▸ WHAT NEEDS TO BE DONE
How many of the lines below include the word "this"? Only the number should be given.

▸ SOURCE RECORDS
_ _ _ _ _ _ _

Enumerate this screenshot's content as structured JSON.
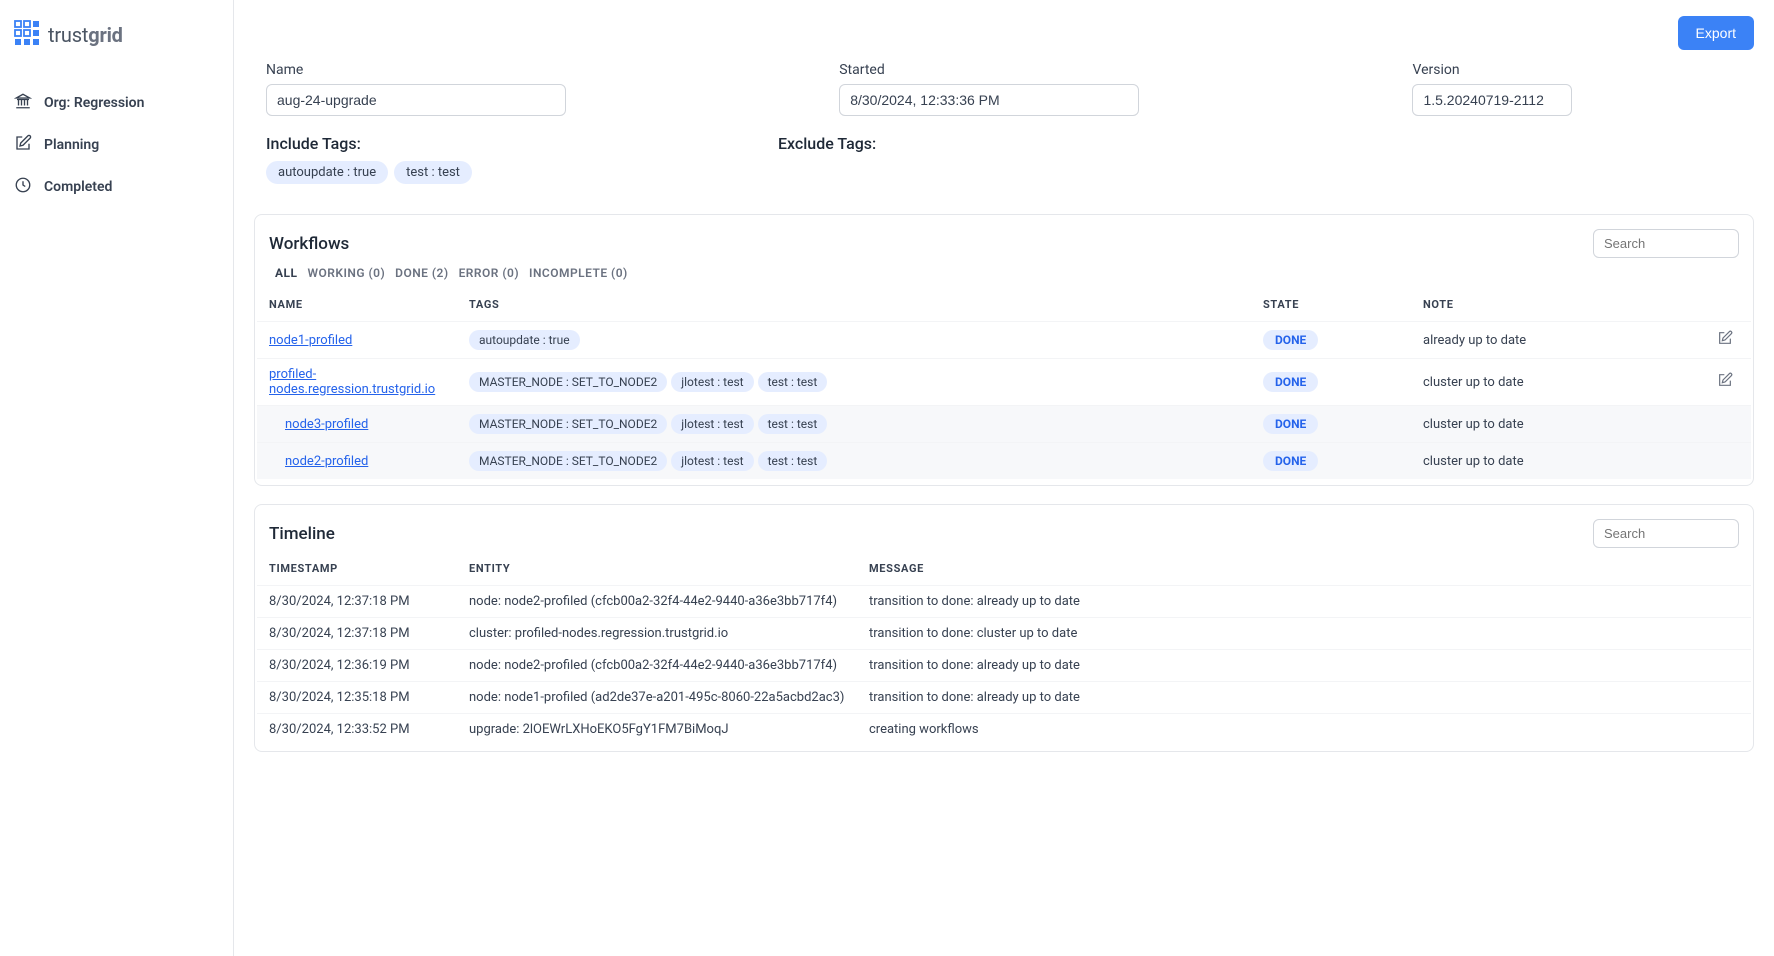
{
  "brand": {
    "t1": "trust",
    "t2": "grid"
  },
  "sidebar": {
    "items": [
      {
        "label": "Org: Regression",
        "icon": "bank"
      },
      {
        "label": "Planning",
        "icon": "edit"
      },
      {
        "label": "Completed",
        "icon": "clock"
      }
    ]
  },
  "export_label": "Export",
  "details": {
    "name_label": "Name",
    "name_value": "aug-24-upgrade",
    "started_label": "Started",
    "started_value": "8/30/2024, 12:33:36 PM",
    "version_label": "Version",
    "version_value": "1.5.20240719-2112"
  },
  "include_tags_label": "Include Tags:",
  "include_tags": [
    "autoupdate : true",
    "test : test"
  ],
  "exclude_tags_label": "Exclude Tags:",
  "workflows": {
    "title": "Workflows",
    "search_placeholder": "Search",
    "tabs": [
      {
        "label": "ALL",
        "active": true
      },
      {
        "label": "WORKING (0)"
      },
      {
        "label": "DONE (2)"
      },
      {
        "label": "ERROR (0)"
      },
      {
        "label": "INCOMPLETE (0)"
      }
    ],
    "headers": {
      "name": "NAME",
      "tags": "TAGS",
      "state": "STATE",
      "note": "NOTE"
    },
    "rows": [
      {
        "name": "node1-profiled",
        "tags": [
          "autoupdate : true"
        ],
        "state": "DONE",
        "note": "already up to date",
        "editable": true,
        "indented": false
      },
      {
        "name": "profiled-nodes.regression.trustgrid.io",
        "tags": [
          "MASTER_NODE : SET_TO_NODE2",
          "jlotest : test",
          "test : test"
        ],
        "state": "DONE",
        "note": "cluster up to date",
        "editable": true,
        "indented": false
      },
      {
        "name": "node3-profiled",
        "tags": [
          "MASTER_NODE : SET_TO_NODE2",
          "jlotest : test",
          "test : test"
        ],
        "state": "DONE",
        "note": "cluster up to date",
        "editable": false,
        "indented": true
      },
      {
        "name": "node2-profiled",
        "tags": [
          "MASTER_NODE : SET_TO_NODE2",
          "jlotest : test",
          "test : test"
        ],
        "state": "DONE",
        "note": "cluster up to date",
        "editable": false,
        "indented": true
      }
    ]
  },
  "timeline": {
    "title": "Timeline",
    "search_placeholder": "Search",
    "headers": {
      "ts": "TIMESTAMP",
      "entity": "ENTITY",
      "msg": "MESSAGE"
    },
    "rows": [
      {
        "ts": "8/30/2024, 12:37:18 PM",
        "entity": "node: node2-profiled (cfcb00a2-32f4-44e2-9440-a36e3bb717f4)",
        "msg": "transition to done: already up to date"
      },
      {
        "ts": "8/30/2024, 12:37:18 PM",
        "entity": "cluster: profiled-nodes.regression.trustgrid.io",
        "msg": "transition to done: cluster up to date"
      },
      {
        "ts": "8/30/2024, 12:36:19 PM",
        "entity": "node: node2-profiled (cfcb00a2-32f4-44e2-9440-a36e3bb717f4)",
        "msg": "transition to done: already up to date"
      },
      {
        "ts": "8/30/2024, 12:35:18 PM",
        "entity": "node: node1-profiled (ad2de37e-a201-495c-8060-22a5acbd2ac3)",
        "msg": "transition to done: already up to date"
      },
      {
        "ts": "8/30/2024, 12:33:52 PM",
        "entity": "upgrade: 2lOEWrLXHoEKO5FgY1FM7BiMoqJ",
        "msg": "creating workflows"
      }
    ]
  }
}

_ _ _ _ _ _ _

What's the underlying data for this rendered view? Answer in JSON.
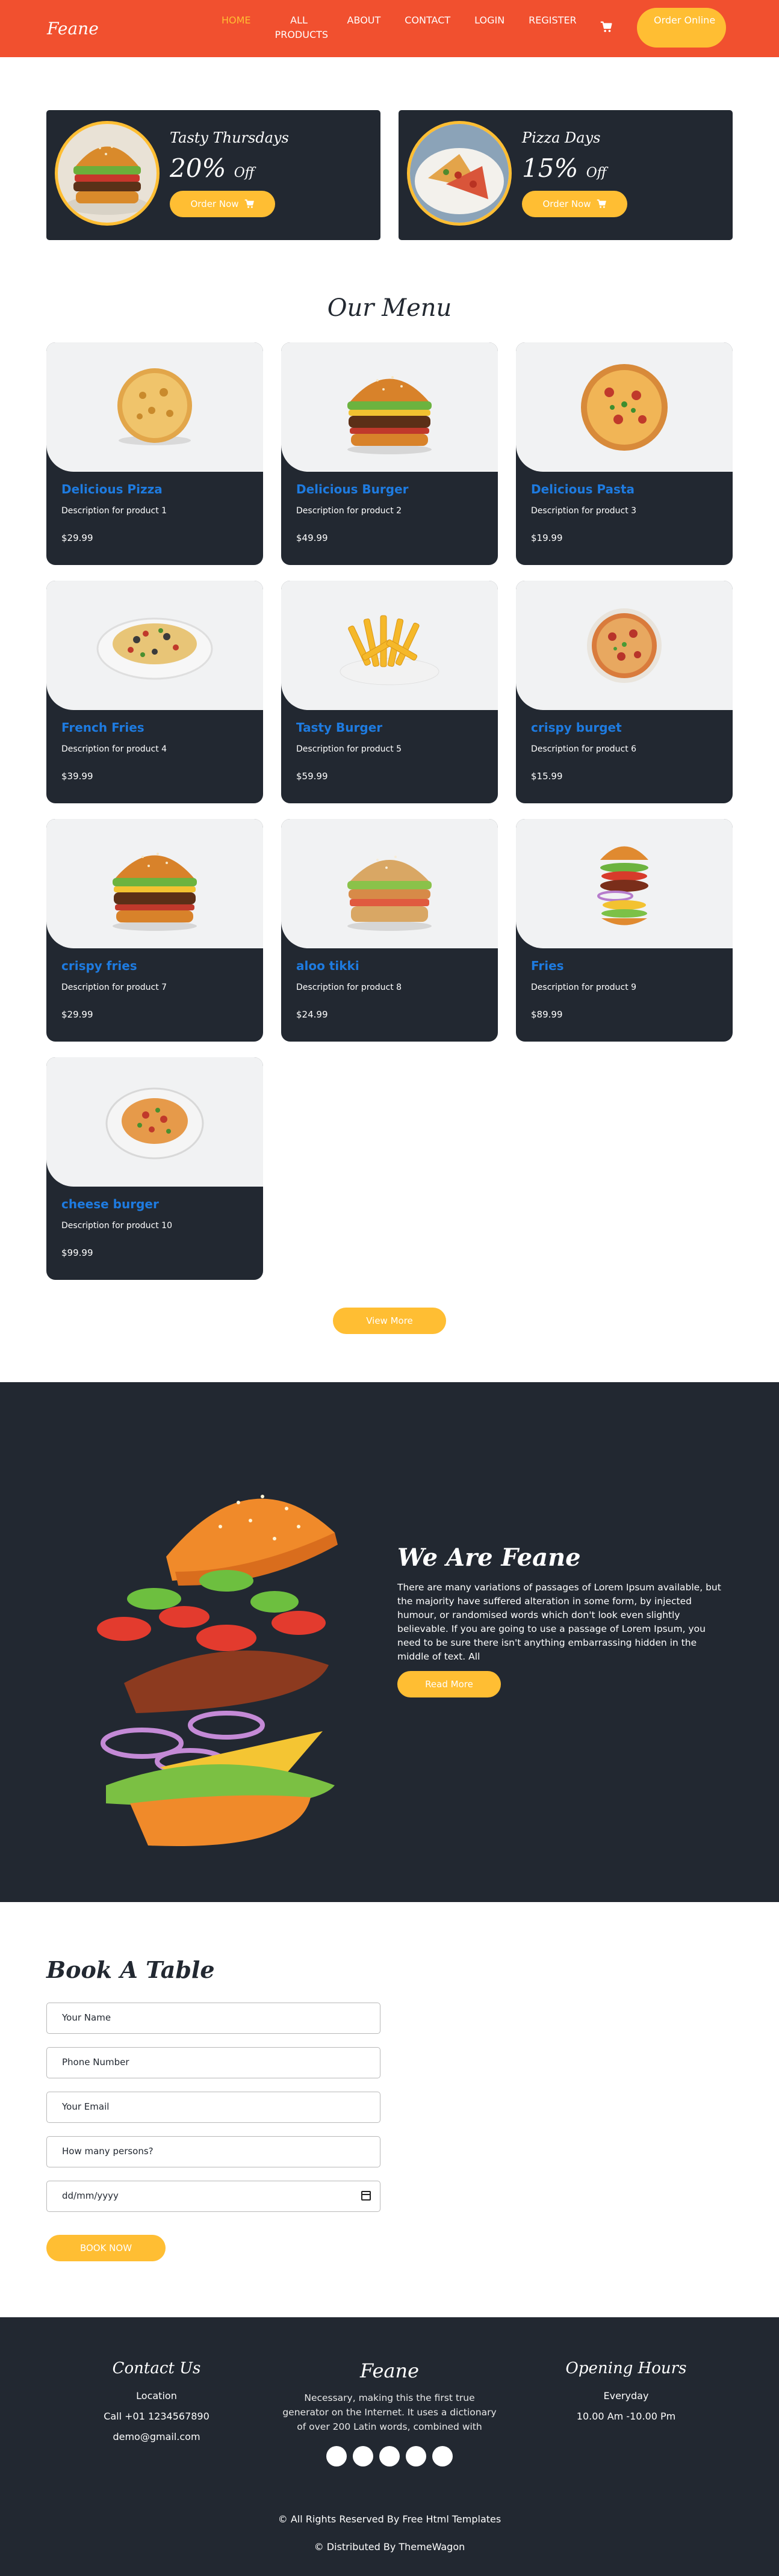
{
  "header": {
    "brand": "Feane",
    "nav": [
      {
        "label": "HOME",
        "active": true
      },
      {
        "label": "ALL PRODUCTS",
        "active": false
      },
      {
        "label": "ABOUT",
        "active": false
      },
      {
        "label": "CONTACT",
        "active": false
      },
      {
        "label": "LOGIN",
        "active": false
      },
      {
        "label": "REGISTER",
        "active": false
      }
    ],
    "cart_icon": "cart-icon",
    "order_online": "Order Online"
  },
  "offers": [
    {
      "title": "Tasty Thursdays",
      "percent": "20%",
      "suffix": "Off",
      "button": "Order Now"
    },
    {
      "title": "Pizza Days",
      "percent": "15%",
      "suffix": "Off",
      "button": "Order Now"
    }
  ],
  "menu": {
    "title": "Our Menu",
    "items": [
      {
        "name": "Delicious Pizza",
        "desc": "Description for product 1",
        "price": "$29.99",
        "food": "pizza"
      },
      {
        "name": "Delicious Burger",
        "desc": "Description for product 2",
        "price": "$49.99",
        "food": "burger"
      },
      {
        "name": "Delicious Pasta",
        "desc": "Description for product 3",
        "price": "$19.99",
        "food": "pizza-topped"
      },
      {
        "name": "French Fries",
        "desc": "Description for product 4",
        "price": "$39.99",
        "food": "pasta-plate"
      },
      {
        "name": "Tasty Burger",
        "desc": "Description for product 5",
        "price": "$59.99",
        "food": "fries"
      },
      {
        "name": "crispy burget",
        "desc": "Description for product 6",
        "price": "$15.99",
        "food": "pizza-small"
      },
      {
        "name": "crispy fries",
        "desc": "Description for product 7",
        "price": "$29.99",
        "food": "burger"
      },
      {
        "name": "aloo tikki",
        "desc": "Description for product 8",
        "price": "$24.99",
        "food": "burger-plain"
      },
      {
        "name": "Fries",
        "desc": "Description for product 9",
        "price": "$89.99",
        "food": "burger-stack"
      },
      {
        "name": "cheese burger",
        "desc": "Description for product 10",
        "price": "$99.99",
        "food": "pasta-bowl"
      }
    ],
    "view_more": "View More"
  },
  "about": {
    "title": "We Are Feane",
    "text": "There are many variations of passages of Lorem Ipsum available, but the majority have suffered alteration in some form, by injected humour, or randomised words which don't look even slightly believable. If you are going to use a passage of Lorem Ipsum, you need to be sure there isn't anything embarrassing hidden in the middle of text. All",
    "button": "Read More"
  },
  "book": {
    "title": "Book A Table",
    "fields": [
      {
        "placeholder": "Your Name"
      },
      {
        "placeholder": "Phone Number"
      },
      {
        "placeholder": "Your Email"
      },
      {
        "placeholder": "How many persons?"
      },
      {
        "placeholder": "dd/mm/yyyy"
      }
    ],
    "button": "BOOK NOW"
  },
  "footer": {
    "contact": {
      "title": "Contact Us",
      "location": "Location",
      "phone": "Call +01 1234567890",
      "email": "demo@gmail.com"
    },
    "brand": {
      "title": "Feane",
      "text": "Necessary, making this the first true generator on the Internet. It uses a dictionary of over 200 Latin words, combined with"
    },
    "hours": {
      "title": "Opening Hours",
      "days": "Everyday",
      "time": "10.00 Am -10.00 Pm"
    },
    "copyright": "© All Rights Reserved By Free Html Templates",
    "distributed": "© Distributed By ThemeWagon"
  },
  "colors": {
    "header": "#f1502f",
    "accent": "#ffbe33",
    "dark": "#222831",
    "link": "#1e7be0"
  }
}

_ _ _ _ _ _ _

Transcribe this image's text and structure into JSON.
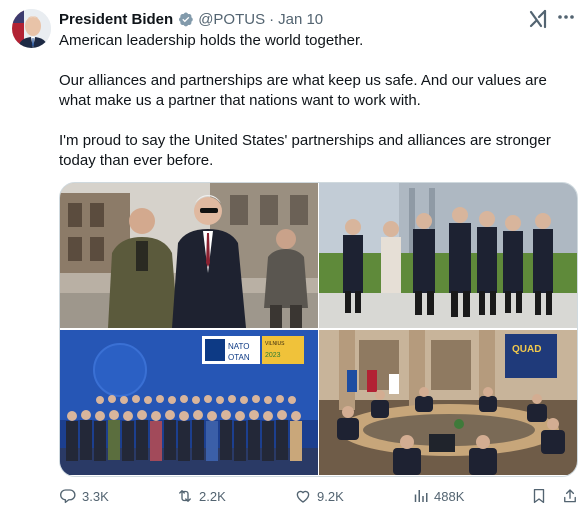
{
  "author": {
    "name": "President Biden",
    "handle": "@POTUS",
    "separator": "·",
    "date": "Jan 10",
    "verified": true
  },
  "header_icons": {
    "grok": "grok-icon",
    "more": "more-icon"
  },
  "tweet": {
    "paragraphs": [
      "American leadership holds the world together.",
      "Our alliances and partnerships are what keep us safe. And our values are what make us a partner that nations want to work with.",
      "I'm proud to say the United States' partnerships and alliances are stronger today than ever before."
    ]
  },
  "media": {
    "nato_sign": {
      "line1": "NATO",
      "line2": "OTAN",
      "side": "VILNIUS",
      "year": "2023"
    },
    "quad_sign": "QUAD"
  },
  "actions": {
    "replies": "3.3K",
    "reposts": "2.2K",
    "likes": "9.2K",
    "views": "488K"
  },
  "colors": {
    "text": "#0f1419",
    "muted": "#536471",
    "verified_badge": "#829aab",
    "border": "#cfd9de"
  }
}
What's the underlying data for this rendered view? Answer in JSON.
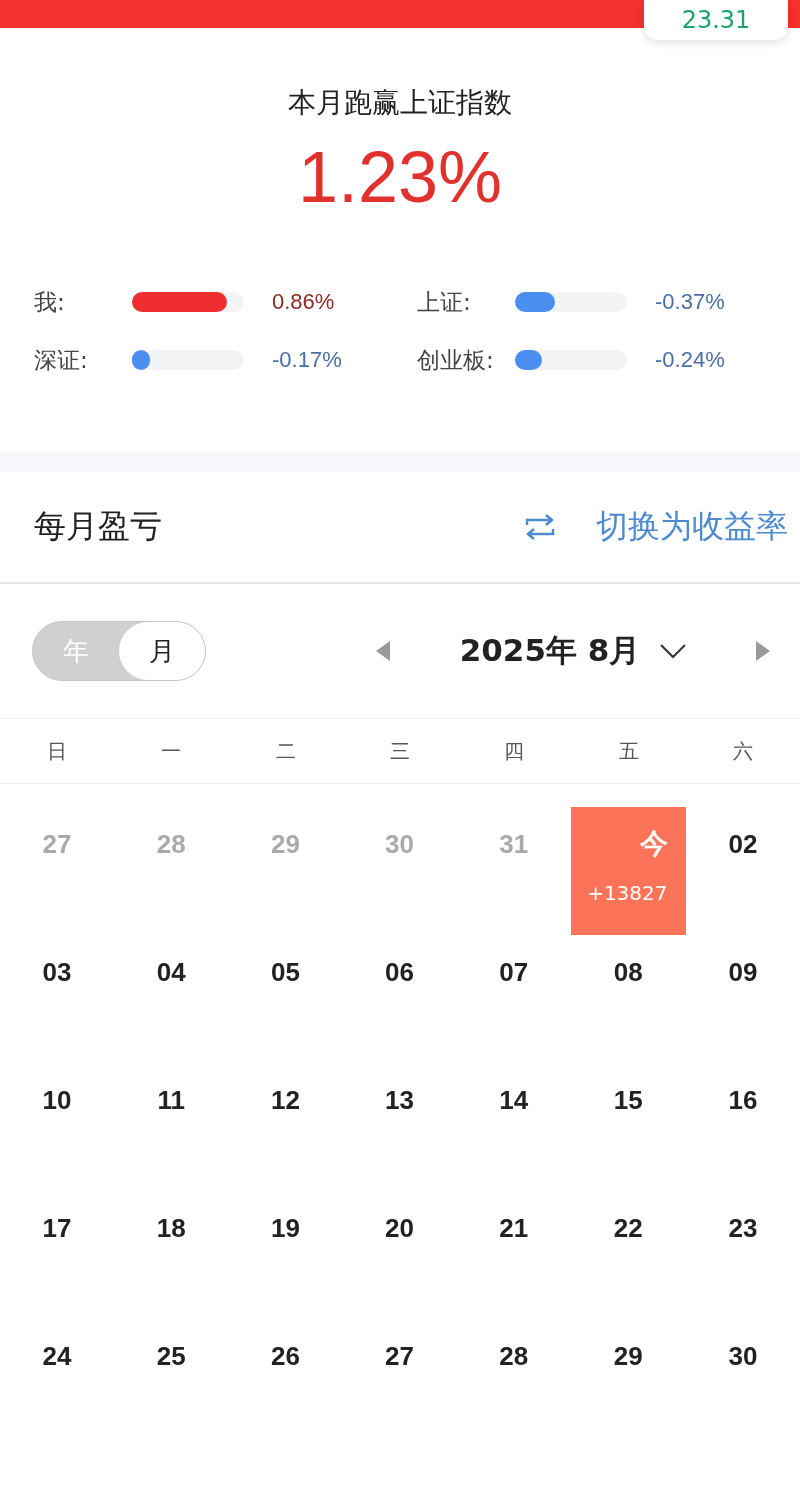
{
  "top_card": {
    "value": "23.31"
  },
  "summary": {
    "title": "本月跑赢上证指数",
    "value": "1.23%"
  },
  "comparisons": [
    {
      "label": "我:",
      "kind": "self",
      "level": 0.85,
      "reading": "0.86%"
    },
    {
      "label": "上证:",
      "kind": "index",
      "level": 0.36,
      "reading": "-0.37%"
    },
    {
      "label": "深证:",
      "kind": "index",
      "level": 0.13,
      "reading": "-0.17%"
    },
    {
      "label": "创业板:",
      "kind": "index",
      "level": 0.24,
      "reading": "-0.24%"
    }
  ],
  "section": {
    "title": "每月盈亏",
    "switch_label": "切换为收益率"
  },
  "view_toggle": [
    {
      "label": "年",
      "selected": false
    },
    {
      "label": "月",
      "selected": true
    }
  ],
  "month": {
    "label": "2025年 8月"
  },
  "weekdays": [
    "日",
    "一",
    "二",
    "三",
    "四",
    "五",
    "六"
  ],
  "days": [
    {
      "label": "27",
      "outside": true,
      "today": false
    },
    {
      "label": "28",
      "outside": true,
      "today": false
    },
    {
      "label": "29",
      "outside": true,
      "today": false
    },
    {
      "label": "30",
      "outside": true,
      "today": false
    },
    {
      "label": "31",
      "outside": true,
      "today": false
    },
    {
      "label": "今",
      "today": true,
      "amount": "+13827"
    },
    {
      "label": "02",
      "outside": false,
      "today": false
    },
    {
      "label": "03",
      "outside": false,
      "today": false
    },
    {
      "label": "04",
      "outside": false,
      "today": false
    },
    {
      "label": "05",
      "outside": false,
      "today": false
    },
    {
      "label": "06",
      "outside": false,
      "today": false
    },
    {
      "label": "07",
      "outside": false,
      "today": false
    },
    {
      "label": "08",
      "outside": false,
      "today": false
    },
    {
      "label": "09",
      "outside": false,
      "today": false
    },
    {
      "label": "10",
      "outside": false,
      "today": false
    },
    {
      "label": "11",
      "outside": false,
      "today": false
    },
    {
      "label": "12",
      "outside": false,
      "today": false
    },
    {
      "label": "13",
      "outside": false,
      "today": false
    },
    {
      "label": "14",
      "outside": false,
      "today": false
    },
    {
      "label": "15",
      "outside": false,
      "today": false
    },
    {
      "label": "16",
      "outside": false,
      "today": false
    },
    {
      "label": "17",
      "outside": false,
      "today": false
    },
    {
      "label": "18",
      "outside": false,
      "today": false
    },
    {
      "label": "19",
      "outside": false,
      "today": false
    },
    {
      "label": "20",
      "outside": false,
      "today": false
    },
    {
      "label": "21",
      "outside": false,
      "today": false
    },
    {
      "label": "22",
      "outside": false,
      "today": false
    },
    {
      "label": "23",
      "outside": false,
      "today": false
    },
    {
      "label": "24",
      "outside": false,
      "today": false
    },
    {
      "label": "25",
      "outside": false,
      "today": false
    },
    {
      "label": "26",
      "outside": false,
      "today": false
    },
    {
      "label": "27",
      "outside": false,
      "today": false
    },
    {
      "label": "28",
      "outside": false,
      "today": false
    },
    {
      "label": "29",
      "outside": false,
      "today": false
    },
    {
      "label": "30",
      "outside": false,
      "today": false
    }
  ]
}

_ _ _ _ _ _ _

▸ COMPLETED EXERCISE
5